A transformed function is a coarse approximation to the original function, with small and narrow minimizers being removed while the overall structure of the function is maintained. This property allows a local minimization procedure to skip less interesting local minimizers and to concentrate on regions with low function values, where a global minimizer is most likely to be located.

The smoothing transform, called the Gaussian transform, depends on a parameter that controls the degree of smoothing. The original function is obtained if the parameter is zero, while smoother functions are obtained as the parameter increases.

Further information on Gaussian smoothing can be found in the following papers:
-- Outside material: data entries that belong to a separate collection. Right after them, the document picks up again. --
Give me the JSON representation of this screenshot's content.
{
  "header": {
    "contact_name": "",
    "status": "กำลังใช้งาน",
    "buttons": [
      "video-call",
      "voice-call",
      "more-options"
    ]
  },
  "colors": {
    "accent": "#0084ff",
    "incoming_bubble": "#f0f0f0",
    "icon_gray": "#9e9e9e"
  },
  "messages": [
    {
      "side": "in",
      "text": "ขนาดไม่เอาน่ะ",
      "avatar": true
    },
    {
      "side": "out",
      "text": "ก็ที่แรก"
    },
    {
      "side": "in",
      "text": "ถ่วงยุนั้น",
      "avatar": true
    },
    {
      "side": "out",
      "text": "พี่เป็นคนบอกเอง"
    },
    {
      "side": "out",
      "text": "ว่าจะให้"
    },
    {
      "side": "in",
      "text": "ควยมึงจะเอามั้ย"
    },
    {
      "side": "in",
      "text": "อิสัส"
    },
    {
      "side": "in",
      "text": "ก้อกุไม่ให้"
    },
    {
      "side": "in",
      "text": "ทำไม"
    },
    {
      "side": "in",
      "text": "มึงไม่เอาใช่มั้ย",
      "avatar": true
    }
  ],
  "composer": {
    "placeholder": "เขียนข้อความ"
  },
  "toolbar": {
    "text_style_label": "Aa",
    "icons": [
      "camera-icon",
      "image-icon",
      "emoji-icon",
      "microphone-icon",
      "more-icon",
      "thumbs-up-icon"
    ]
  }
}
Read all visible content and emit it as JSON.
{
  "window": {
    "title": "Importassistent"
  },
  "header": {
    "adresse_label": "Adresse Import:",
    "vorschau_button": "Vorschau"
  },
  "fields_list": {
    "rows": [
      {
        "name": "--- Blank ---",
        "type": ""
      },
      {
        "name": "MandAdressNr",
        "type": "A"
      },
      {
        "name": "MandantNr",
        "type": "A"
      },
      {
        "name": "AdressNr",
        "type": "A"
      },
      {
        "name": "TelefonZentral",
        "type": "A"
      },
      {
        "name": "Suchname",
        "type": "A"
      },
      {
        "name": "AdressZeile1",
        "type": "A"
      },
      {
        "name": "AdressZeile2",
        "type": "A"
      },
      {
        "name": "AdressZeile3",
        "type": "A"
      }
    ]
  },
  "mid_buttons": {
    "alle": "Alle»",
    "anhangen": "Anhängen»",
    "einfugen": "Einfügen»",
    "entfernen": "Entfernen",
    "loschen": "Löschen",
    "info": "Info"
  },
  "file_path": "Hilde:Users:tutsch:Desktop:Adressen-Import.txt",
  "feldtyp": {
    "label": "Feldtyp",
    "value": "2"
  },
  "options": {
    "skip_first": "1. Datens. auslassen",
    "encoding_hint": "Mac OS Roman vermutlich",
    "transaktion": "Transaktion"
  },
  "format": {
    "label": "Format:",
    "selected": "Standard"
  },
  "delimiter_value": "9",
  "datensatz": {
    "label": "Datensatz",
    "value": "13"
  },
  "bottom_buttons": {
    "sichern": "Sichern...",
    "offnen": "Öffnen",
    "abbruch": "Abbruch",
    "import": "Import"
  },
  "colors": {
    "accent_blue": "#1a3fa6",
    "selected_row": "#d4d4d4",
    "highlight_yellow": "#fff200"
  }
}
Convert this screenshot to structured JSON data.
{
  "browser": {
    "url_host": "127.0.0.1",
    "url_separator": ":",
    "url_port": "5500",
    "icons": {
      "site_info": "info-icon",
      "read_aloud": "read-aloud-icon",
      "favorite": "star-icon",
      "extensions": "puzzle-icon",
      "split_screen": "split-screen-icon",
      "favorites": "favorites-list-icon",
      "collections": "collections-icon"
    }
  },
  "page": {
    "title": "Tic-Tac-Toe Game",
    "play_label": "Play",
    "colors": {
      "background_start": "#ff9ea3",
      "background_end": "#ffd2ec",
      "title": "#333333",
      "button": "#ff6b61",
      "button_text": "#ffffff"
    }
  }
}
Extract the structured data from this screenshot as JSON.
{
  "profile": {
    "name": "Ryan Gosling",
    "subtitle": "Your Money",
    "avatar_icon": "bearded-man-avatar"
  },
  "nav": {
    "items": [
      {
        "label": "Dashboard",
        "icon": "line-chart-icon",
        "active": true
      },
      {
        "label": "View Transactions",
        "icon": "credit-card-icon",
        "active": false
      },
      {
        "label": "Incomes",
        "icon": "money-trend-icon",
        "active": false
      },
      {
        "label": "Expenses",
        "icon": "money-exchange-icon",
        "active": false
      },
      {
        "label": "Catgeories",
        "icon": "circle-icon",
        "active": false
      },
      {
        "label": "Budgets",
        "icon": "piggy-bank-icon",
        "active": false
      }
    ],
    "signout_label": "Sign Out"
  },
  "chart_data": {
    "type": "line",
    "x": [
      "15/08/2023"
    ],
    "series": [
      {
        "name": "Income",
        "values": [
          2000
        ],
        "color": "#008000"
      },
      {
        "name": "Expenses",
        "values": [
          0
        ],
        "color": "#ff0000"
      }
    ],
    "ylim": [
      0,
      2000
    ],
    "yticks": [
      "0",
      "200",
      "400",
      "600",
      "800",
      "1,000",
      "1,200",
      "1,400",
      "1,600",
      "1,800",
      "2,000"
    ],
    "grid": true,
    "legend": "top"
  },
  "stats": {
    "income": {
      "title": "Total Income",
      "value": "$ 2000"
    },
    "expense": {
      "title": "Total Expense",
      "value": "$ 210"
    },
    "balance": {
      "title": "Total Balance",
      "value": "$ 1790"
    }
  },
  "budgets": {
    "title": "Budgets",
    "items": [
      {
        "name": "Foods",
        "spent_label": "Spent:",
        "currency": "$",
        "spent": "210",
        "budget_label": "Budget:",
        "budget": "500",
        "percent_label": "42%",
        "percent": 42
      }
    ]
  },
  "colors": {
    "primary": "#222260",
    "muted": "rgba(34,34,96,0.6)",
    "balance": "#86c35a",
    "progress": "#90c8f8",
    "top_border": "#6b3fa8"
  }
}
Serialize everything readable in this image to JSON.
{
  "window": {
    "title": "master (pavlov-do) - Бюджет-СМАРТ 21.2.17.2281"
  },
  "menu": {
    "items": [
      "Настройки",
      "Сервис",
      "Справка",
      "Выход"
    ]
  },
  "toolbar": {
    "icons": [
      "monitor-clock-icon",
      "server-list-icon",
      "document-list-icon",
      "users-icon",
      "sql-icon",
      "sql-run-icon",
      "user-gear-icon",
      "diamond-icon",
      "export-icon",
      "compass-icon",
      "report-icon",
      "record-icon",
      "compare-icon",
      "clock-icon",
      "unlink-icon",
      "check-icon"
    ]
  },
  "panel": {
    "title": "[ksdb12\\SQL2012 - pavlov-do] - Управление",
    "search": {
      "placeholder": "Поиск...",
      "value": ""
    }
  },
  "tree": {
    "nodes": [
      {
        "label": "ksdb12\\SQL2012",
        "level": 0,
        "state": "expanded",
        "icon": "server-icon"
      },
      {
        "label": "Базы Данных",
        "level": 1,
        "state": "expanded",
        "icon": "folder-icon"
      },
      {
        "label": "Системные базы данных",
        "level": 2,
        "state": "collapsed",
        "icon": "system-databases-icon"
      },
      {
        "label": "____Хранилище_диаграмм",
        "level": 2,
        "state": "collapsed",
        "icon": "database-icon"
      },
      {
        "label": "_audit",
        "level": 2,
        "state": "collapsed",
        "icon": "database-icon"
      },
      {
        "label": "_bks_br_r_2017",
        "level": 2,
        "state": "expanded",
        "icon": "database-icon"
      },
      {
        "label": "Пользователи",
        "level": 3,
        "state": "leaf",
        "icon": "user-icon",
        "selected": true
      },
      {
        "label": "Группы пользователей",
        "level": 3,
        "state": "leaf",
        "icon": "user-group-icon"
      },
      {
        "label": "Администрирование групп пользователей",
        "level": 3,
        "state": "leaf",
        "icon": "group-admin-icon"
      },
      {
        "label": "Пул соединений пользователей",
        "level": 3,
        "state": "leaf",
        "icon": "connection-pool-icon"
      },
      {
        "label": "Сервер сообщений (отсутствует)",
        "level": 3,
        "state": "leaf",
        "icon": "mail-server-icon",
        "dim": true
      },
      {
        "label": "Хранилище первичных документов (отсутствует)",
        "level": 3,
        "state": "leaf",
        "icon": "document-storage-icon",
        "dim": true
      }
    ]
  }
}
- Jorge Moré and Zhijun Wu,
**Distance geometry optimization for protein structures,**Journal on Global Optimization, 15 (1999), pp. 219-234. - Jorge Moré and Zhijun Wu,
**Epsilon-optimal solutions to distance geometry problems via global continuation,**in Global Minimization of Nonconvex Energy Functions: Molecular Conformation and Protein Folding, P. M. Pardalos, D. Shalloway, and G. Xue, eds., pages 151-168, American Mathematical Society, 1996. - Jorge Moré and Zhijun Wu,
**Issues in large-scale global molecular optimization,**in Large Scale Optimization with Applications: Molecular Structure and Optimization, Lorenz T. Biegler, Thomas F. Coleman, Andrew R. Conn and Fadil N. Santosa, eds., IMA Volumes in Applied Mathematics and Applications 94, pages 99-122, Springer-Verlag, 1997. - Jorge Moré and Zhijun Wu,
**Smoothing techniques for macromolecular global optimization,**in Nonlinear Optimization and Applications, G. Di Pillo and F. Giannessi, eds., pages 297-312, Plenum Press, 1996. - Jorge Moré and Zhijun Wu,
**Global continuation for distance geometry problems,**SIAM J. Optim. 7, no. 3 (August 1997), pp. 814-836.

Solutions have been obtained
for a set of model problems with up to 1500 variables, with
excellent performance on the IBM SP.
We have also used the algorithms
to determine the structure of protein fragments,
such as the the active fragment of E. Coli STh enterotoxin shown here,
or the DNA-binding protein shown above.

Stable configurations for a set of small systems have been obtained by using Gaussian smoothing algorithms on the IBM Quad. We are now working on larger ionic systems. An important goal of this work is to find the stable configurations for very large systems, say, systems of 200,000 ions. The optimal structure with 200 ions is shown here.

This work is joint with John Schiffer and Steve Pieper
of Argonne's Physics division.